Mr. Demski, a disabled coal miner and construction worker and recovering alcoholic who supported himself by making bumper stickers touting 12-step programs to combat addiction, died Saturday at his home.

No specific cause of death was known, but Mr. Demski had undergone multiple bypass surgery, suffered from heart disease, diabetes and gangrene and told a Los Angeles Times columnist Dec. 30 that "I'm just waiting to roll over and die."

Super Flag, as Mr. Demski called his largest version of Old Glory, made specifically to capture the Guinness designation, cost $80,000, weighs 3,000 pounds and measures 255 feet by 505 feet. It is the size of three football fields and was inaugurated on June 14, 1992 -- Flag Day -- when it was unfurled on the grounds of the Washington Monument.

The giant national banner also was draped across Hoover Dam as the Olympic torch was carried across in 1996. Winds ripped it in three places during that outing, including one 90-foot gash.
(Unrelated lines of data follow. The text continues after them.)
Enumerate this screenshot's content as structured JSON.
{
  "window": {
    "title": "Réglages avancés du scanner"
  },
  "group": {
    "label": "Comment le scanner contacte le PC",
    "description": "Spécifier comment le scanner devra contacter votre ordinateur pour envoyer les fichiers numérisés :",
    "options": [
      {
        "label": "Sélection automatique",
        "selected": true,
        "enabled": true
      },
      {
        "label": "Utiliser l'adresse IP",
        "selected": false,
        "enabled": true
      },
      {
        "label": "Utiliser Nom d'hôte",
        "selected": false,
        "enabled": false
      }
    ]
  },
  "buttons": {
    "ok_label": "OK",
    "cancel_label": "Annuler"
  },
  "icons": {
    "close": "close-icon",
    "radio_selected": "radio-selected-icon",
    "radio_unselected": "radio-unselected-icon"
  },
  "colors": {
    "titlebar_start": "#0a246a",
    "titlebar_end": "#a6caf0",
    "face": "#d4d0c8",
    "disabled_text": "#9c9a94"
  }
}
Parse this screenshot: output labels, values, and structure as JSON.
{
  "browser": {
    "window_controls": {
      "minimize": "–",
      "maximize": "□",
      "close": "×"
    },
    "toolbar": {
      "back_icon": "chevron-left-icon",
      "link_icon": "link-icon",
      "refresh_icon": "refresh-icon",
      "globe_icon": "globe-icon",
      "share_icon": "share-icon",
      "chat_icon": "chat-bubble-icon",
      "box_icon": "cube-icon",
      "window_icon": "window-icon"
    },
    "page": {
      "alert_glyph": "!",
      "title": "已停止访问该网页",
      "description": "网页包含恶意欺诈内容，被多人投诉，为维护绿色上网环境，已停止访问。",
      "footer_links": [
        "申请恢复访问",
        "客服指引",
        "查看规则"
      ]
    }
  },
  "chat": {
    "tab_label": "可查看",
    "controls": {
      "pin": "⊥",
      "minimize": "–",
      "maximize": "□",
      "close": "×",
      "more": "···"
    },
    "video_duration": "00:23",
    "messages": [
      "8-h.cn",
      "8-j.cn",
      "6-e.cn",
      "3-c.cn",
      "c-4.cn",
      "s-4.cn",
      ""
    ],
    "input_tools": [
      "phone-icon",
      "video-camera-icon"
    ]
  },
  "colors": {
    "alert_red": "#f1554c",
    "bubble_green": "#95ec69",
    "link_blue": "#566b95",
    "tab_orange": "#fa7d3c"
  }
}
The repairs cost $5,000.

Somewhat sadly, Mr. Demski recently put Super Flag on the market for $100, 000, worried that it has not been flown frequently enough.

Mr. Demski and his giant flags gained newfound popularity across the country after the Sept. 11 terrorist attacks.

Regularly borrowed for Super Bowls and other sports events and veterans parades, the giant flags provided through Mr. Demski's Super Flag company -- and seen at his Web site, www.superflag.com -- covered the fields at Dodger Stadium and the Rose Bowl in the first games played at those venues after the attacks.

Born and reared in Nanticoke, Pa., where he began working in the coal mines as a teenager, Mr. Demski moved to Southern California in the 1970s.

Mr. Demski never married, had no children and has no known survivors.